Shortly afterwards, the full Knesset was invited to vote on the new government. There was some tension since the government is being implemented with a 61-59 majority. No wiggle room at all. As the votes came in, there were 3 initial abstentions. The vote sat at 60-56. The speaker, of course, only votes in the event of a tie. The speaker asked if there were any missing votes. Three Arab members changed their votes from "abstain" to against and the vote was now 60-59. But that was it. The vote was called and the speaker announced that Naftali Bennett is Israel's new Prime Minister.
Swearing In of the Ministers
The final step was the swearing in of the Prime Minister and the cabinet ministers. Each person comes up and repeats, according to a set formula - which starts with "I, (full name), the son or daughter of (full name) and then either "may he/she live many more years in good health" or "of blessed memory" followed by the other parent's name. It is incredibly emotional. Some of the ministers were lucky to have parents and family members in attendance. Others thought of their deceased parent or other family members as they took the oath and mentioned their names. The cabinet features a wide range of members from 8 different parties. Some of these parties have not been a part of any Israeli government for many years. It was quite a sight.

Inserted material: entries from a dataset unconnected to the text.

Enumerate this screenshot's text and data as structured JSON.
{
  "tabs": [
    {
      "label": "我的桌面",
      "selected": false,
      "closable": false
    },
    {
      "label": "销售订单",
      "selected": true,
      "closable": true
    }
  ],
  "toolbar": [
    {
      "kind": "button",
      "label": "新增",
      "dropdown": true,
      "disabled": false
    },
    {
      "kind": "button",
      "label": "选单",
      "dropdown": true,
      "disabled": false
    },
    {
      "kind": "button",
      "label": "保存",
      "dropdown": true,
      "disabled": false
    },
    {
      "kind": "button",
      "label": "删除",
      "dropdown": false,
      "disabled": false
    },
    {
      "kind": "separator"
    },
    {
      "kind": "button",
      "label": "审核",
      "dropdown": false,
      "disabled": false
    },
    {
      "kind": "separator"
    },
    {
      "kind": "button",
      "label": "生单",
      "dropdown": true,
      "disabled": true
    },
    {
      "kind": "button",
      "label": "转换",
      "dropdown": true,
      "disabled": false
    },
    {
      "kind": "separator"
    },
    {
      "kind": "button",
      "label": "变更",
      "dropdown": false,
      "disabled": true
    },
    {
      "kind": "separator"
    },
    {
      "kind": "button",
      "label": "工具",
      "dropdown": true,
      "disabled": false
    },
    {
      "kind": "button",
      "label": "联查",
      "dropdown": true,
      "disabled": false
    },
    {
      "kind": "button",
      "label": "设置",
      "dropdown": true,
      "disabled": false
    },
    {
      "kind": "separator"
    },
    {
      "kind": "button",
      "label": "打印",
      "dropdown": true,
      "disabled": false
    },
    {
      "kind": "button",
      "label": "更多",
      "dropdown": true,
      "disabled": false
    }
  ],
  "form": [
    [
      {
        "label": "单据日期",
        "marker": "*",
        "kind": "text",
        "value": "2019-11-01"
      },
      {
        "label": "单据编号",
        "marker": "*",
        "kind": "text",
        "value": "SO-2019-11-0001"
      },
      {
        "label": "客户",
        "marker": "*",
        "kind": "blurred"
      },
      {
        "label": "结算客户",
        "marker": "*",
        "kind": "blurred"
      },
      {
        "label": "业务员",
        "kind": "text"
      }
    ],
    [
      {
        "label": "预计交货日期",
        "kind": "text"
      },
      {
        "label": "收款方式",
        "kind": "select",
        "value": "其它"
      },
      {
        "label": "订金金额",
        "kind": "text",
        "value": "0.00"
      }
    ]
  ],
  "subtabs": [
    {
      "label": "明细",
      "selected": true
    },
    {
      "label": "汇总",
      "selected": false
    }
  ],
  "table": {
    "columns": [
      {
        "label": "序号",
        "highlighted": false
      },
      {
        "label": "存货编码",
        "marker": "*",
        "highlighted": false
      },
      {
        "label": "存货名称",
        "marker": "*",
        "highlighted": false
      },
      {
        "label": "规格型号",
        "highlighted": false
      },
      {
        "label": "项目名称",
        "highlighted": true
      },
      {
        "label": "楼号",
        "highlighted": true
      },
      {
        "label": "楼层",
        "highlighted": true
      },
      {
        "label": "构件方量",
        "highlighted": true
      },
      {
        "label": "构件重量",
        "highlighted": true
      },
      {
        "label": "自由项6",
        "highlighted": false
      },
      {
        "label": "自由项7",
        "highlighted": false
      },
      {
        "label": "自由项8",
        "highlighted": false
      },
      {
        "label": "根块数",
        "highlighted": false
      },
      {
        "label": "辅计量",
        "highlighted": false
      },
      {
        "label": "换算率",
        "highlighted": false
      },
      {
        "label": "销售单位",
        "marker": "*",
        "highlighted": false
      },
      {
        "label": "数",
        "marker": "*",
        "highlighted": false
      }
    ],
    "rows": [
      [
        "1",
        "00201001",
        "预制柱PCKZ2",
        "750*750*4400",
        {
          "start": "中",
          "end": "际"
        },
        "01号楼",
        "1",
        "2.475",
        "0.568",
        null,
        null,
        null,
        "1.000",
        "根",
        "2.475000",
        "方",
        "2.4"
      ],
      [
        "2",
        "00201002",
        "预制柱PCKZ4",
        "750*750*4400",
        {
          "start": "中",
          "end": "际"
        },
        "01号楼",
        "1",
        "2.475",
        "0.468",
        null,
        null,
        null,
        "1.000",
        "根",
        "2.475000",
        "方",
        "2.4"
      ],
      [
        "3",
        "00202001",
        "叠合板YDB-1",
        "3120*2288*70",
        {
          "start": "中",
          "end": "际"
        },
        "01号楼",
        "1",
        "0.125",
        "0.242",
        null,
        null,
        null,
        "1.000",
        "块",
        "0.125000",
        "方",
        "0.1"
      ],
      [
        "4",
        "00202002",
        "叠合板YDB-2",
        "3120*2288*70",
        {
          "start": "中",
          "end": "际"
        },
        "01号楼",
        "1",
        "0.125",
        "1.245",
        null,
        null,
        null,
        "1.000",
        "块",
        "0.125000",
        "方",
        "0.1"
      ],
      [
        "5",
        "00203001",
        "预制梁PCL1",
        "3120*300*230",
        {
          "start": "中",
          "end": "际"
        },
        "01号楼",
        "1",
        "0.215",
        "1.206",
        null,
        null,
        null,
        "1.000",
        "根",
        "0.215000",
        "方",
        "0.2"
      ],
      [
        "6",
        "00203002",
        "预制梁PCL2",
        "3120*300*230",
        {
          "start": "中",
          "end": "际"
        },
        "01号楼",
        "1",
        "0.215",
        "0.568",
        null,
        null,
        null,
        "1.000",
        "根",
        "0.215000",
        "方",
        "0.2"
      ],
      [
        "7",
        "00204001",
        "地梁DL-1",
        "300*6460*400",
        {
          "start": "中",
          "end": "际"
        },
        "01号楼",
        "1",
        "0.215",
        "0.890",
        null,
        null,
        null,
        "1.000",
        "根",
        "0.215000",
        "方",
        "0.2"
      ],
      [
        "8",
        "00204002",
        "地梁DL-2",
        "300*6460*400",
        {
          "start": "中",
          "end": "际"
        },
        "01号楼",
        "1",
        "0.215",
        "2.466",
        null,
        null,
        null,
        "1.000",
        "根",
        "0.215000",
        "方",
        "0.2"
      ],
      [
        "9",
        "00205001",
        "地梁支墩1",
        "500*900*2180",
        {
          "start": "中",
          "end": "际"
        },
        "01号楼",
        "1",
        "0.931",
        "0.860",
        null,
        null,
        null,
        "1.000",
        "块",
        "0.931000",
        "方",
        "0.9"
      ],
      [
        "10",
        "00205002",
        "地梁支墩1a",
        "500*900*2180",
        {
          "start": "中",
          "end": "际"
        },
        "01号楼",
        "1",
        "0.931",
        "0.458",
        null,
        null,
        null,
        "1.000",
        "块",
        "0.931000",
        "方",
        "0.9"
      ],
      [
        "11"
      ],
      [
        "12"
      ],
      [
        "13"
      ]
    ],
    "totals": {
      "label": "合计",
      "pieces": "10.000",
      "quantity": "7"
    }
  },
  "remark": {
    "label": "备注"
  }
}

Conclusions for Now
In some parts of Israel, people are celebrating, especially in Tel-Aviv. There are many Israelis hoping that this new government will usher in a wide range of changes in many different areas. Other Israelis are extremely upset and are planning to hold demonstrations, prayer gatherings and other events calling for the end to this government.
This new government contains a large number of "right wing" members. I don't expect things to change very much with respect to relations with the Palestinians in the very near future. I would say that there is somewhat of a consensus on some of the issues in dispute - and some of the policies that Netanyahu has promulgated. For example, no Israeli government is going to be interested in negotiating the status of Jerusalem, discussing the settlement of Palestinian refugees in Israel or even negotiating a Palestinian state in the current climate. There may, however, be more of an openness to meet and try to restart some negotiations on these and other issues with a view to trying to resolve some or all of the ongoing conflict with Palestinians.
The real change, however, is that this government is the first one in a number of years without the two ultra-orthodox parties. That may well prove to be the biggest element of change in the "change" government Suddenly, the budget might change and religious educational institutions that do not support mandatory military recruitment may start finding themselves with significantly reduced budgets. Bennett promised to take away the monopoly over Kashrut from the Ultra-Orthodox and provide a wider range of options for Kashrut observers. There may well be a range of positive changes in Israeli society that affect gender equality, education, the environment and many other areas, all of which can be tackled without having to appease ultra-religious interests.
I really can't predict whether this government will be able to hold up and if so, how long it might last. The deal has been signed as a four year deal. But with a such a thin margin, it seems unlikely that this government will make it through the full four year term. But I suppose that is going to depend on what kind of priorities the government tackles and whether its actions are viewed favourably by the Israeli public, or at least a large part of it.
I do maintain and believe that there is a significant likelihood that we will see a much higher level of public discourse, respect within the government, cooperation, trust and a resolve to act in the public interest - all of which will be very different from the legacy that Netanyahu is leaving behind, particularly over the course of his final few years of this term in office.